▸ **INSTRUCTIONS FOR THE TASK**
Your reply should be made up of every line in the records below that holds the string "JSON".

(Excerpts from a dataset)
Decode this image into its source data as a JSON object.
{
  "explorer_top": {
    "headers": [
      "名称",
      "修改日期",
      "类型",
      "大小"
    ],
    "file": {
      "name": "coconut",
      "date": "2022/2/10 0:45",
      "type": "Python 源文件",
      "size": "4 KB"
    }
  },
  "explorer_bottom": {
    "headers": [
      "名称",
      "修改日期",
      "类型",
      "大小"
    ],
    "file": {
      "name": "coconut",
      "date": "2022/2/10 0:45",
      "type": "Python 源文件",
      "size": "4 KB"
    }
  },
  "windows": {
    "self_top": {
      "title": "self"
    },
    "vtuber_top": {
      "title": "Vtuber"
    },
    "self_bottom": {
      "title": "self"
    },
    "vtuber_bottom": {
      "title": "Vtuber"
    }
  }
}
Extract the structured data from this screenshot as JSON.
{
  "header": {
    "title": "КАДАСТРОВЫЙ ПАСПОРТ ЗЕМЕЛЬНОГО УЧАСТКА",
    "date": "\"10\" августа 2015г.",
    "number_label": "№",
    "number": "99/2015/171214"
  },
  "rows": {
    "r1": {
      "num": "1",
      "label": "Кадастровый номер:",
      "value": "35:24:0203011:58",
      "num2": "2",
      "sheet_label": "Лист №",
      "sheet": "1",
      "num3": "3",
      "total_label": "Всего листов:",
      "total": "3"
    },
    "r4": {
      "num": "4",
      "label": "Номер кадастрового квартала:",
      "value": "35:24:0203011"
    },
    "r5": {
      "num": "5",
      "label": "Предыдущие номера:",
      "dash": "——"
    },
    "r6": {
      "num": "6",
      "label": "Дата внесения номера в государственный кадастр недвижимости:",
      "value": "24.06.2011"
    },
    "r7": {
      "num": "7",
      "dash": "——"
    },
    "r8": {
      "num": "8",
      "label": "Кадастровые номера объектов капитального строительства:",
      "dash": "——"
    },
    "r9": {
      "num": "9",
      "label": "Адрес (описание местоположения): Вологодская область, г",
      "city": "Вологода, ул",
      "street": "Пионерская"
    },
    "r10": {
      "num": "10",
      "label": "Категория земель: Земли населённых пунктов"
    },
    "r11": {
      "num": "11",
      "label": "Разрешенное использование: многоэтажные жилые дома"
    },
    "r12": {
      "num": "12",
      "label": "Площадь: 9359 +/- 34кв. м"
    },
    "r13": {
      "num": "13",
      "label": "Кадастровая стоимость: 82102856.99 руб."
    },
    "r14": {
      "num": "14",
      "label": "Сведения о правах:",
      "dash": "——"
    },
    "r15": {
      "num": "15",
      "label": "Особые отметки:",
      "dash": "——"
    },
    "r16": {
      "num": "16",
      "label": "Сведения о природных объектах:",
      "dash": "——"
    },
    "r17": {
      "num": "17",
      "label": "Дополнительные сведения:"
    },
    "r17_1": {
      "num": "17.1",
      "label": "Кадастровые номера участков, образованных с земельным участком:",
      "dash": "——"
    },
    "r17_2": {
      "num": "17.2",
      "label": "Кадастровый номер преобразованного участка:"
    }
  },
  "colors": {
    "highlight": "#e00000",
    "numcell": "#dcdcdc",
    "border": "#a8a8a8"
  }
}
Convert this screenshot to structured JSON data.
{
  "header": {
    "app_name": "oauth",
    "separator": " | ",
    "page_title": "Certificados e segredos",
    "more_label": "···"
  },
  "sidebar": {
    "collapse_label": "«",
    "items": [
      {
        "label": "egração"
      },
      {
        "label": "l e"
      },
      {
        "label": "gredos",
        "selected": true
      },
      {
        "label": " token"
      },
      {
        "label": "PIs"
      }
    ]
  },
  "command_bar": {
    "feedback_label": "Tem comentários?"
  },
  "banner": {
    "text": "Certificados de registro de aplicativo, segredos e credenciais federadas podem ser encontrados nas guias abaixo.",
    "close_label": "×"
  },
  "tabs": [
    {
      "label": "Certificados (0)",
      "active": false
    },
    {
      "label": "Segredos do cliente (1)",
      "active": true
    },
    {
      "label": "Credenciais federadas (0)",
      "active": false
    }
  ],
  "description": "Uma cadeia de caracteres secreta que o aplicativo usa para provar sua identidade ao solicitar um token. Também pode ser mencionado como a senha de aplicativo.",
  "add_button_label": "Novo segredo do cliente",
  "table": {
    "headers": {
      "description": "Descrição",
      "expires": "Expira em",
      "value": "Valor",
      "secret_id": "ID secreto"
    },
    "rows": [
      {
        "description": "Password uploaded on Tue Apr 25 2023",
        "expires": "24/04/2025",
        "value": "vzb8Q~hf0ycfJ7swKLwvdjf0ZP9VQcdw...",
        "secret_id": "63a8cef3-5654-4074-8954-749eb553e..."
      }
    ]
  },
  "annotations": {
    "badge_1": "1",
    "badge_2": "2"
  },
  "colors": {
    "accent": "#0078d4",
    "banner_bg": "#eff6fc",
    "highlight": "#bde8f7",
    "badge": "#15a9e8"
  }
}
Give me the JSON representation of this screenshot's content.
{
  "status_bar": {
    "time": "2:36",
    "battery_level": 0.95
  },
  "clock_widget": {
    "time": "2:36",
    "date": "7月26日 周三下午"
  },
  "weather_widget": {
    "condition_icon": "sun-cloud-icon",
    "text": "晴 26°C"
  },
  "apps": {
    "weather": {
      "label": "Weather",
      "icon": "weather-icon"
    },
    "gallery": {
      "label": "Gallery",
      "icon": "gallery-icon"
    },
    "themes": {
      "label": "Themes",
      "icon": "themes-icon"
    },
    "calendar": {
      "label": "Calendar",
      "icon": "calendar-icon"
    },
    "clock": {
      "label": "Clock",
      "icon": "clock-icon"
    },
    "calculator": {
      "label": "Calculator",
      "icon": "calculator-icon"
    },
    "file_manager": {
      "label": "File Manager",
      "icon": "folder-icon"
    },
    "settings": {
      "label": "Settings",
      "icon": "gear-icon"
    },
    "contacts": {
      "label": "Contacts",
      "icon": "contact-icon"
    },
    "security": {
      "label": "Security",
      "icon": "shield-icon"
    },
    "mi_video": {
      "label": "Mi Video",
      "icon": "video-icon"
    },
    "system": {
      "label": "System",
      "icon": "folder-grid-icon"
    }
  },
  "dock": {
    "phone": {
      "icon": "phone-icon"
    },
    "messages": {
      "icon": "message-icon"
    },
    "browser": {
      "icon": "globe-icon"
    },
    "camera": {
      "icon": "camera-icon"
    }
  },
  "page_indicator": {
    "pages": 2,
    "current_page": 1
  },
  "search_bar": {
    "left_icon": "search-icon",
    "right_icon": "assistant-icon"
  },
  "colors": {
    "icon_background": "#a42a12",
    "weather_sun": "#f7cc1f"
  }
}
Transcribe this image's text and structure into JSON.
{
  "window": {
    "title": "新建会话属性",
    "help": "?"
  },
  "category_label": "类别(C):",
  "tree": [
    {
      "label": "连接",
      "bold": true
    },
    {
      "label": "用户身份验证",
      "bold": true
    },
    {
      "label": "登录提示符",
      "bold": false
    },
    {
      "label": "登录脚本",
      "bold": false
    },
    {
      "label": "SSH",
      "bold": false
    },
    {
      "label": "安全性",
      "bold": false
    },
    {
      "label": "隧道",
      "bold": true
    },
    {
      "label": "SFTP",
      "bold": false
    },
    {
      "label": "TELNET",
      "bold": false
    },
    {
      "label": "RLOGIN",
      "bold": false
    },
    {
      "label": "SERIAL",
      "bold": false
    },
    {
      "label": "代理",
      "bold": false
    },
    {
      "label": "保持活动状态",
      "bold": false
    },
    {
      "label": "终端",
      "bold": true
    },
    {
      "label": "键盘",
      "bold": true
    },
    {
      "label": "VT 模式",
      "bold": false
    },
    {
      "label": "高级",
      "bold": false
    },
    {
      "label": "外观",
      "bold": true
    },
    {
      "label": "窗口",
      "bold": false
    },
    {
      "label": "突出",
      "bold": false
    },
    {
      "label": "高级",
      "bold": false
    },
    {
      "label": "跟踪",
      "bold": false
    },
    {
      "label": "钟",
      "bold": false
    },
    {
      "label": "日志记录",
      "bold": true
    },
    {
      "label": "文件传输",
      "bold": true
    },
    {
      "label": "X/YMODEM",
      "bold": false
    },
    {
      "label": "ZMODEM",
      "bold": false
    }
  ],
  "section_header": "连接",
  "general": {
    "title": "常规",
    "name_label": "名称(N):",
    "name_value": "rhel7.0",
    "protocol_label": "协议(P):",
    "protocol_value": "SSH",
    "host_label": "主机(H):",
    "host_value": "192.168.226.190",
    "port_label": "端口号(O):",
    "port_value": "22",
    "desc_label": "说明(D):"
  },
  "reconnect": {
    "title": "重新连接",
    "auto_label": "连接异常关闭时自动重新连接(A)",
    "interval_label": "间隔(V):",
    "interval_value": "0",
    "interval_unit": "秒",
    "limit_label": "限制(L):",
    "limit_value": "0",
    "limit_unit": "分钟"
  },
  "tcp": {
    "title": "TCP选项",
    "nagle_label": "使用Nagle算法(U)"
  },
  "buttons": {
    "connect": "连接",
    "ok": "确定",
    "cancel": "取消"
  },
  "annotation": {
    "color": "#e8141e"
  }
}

▸ **EXERCISE OUTPUT**
Decode this image into its source data as a JSON object.
Extract the structured data from this screenshot as JSON.
Convert this screenshot to structured JSON data.
Give me the JSON representation of this screenshot's content.
Transcribe this image's text and structure into JSON.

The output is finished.